The networks would follow teams as they try to land a craft on the surface of the moon, travel 500 metres and transmit live pictures and video back to earth.
“More than half of the world’s population has never had the opportunity to view a live transmission from the lunar surface,” the organisers were quoted as saying.
The Google Lunar Xprize aims to create a new “Apollo” moment for this generation and to spur continuous lunar exploration with $40 Million in incentive based prizes.
The Science Channel and Discovery Channel would follow the entire process including testing, lift-off and live coverage of the winning lunar landing, which is estimated to take place in 2015.
“In addition to the technological breakthroughs catalysed by the Google Lunar Xprize, we have an equally important goal of inspiring young scientists, engineers and space explorers,” Robert Weiss of Xprize was quoted as saying in media reports.
How old is Moon?
Meanwhile, scientists have found the Moon, Earth’s natural satellite is about 4.5 billion years old and was formed about 100 million years after the solar system was born.
Based on computer simulation with data on the mass of material added to the Earth by accretion after the formation of the Moon revealed a relationship that works much like a “geologic clock” in solar system history that does not rely on the radioactive decay of atomic nuclei to determine age.
“We were excited to find a ‘clock’ for the formation time of the Moon that didn’t rely on radiometric dating methods.

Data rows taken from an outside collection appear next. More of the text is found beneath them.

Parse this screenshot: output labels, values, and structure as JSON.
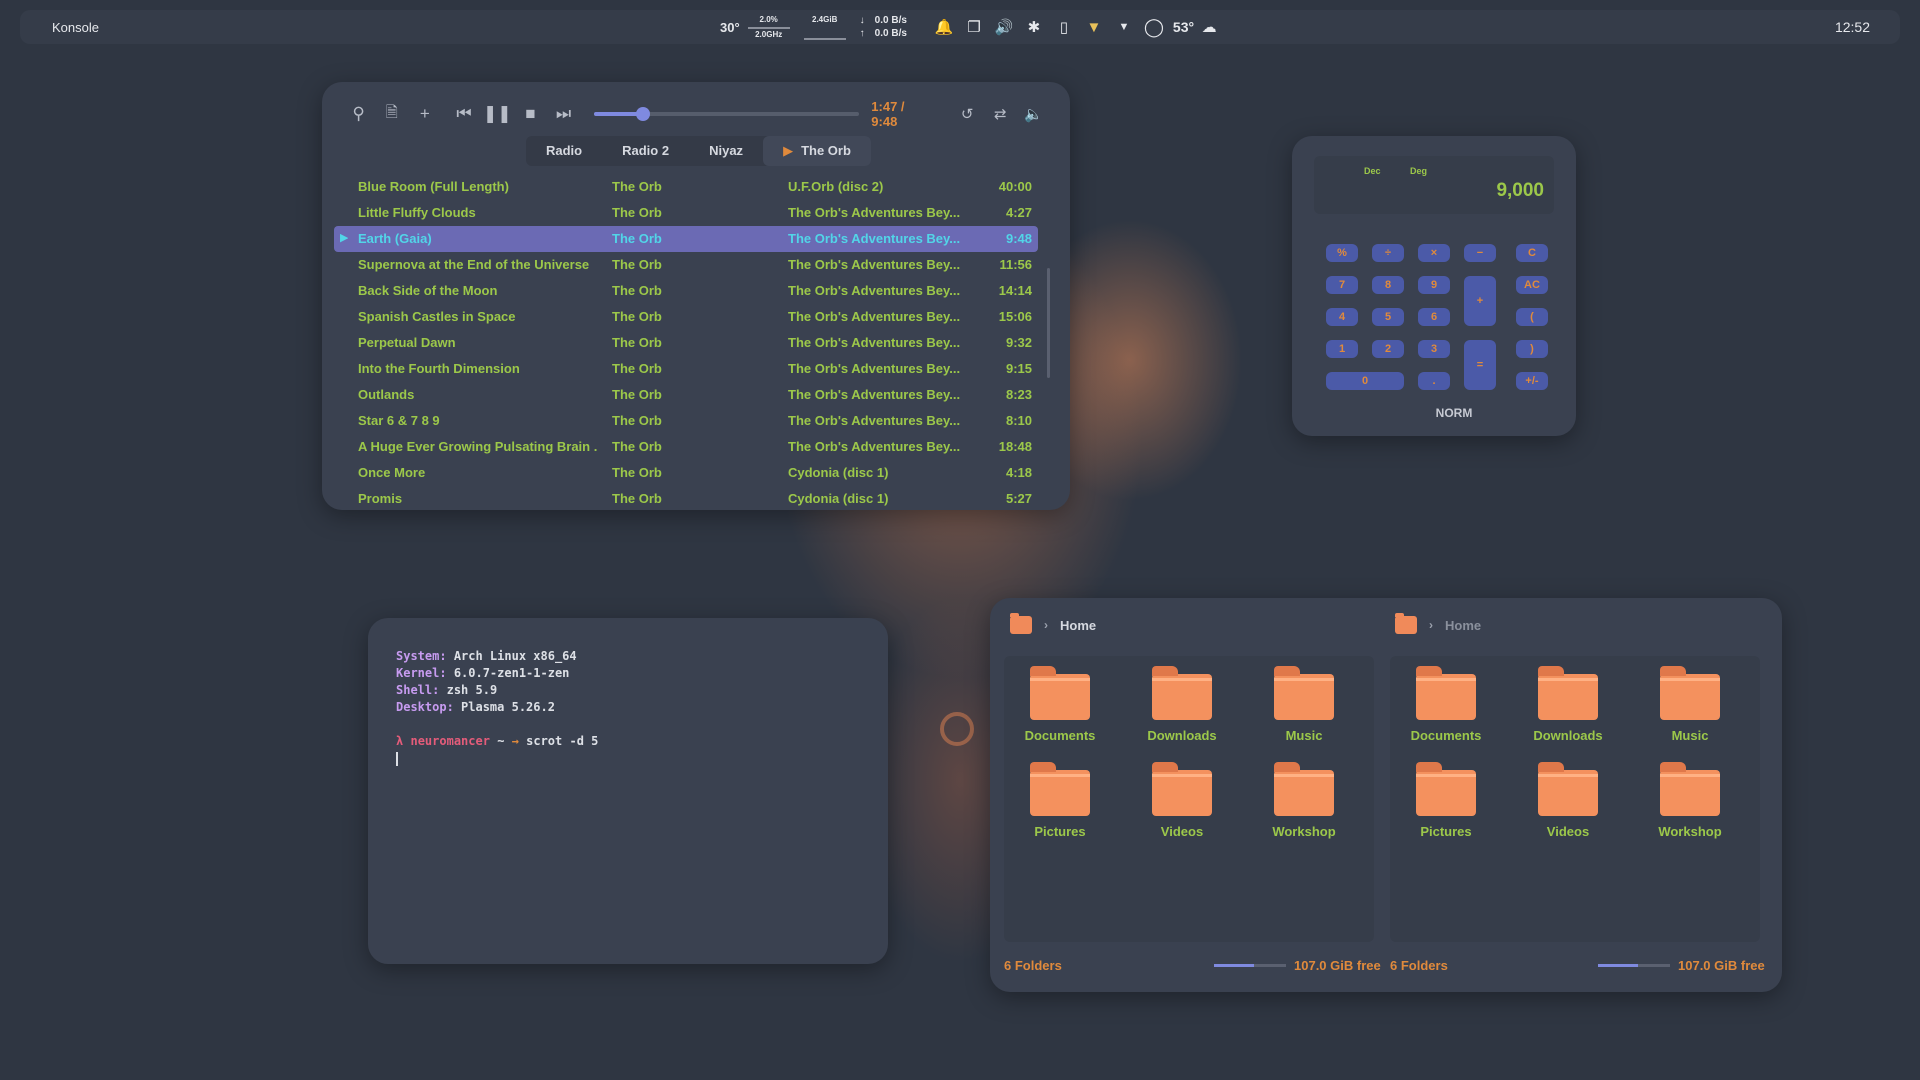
{
  "panel": {
    "app_title": "Konsole",
    "clock": "12:52",
    "temp": "30°",
    "cpu_usage": "2.0%",
    "cpu_freq": "2.0GHz",
    "memory": "2.4GiB",
    "net_down": "0.0 B/s",
    "net_up": "0.0 B/s",
    "net_down_arrow": "↓",
    "net_up_arrow": "↑",
    "weather": "53°",
    "icons": [
      "bell-icon",
      "clipboard-icon",
      "volume-icon",
      "bluetooth-icon",
      "phone-icon",
      "wifi-icon",
      "tray-expand-icon",
      "circle-icon",
      "cloud-icon"
    ]
  },
  "player": {
    "time": "1:47 / 9:48",
    "progress": 0.18,
    "tabs": [
      "Radio",
      "Radio 2",
      "Niyaz",
      "The Orb"
    ],
    "active_tab": 3,
    "tracks": [
      {
        "title": "Blue Room (Full Length)",
        "artist": "The Orb",
        "album": "U.F.Orb (disc 2)",
        "length": "40:00"
      },
      {
        "title": "Little Fluffy Clouds",
        "artist": "The Orb",
        "album": "The Orb's Adventures Bey...",
        "length": "4:27"
      },
      {
        "title": "Earth (Gaia)",
        "artist": "The Orb",
        "album": "The Orb's Adventures Bey...",
        "length": "9:48"
      },
      {
        "title": "Supernova at the End of the Universe",
        "artist": "The Orb",
        "album": "The Orb's Adventures Bey...",
        "length": "11:56"
      },
      {
        "title": "Back Side of the Moon",
        "artist": "The Orb",
        "album": "The Orb's Adventures Bey...",
        "length": "14:14"
      },
      {
        "title": "Spanish Castles in Space",
        "artist": "The Orb",
        "album": "The Orb's Adventures Bey...",
        "length": "15:06"
      },
      {
        "title": "Perpetual Dawn",
        "artist": "The Orb",
        "album": "The Orb's Adventures Bey...",
        "length": "9:32"
      },
      {
        "title": "Into the Fourth Dimension",
        "artist": "The Orb",
        "album": "The Orb's Adventures Bey...",
        "length": "9:15"
      },
      {
        "title": "Outlands",
        "artist": "The Orb",
        "album": "The Orb's Adventures Bey...",
        "length": "8:23"
      },
      {
        "title": "Star 6 & 7 8 9",
        "artist": "The Orb",
        "album": "The Orb's Adventures Bey...",
        "length": "8:10"
      },
      {
        "title": "A Huge Ever Growing Pulsating Brain ...",
        "artist": "The Orb",
        "album": "The Orb's Adventures Bey...",
        "length": "18:48"
      },
      {
        "title": "Once More",
        "artist": "The Orb",
        "album": "Cydonia (disc 1)",
        "length": "4:18"
      },
      {
        "title": "Promis",
        "artist": "The Orb",
        "album": "Cydonia (disc 1)",
        "length": "5:27"
      }
    ],
    "current_index": 2,
    "now_playing_glyph": "▶"
  },
  "calculator": {
    "mode_dec": "Dec",
    "mode_deg": "Deg",
    "display": "9,000",
    "keys": {
      "percent": "%",
      "divide": "÷",
      "multiply": "×",
      "minus": "−",
      "clear": "C",
      "seven": "7",
      "eight": "8",
      "nine": "9",
      "plus": "+",
      "all_clear": "AC",
      "four": "4",
      "five": "5",
      "six": "6",
      "open_paren": "(",
      "one": "1",
      "two": "2",
      "three": "3",
      "equals": "=",
      "close_paren": ")",
      "zero": "0",
      "decimal": ".",
      "negate": "+/-"
    },
    "status": "NORM"
  },
  "terminal": {
    "lines": [
      {
        "key": "System:",
        "value": "Arch Linux x86_64"
      },
      {
        "key": "Kernel:",
        "value": "6.0.7-zen1-1-zen"
      },
      {
        "key": "Shell:",
        "value": "zsh 5.9"
      },
      {
        "key": "Desktop:",
        "value": "Plasma 5.26.2"
      }
    ],
    "prompt_symbol": "λ",
    "host": "neuromancer",
    "cwd": "~",
    "arrow": "→",
    "command": "scrot -d 5"
  },
  "files": {
    "left": {
      "breadcrumb": "Home",
      "folders": [
        "Documents",
        "Downloads",
        "Music",
        "Pictures",
        "Videos",
        "Workshop"
      ],
      "status": "6 Folders",
      "free": "107.0 GiB free"
    },
    "right": {
      "breadcrumb": "Home",
      "folders": [
        "Documents",
        "Downloads",
        "Music",
        "Pictures",
        "Videos",
        "Workshop"
      ],
      "status": "6 Folders",
      "free": "107.0 GiB free"
    },
    "disk_usage": 0.55
  },
  "colors": {
    "accent_orange": "#e08a3c",
    "text_green": "#9cc84a",
    "highlight_purple": "#6b6ab4",
    "now_playing_cyan": "#52d5e8",
    "folder_orange": "#f4915e",
    "window_bg": "#3a4150"
  }
}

This correlation just jumped out of the simulations and held in each set of old simulations we looked at,” said lead author Seth Jacobson from the Observatory de la Cote d’Azur, France.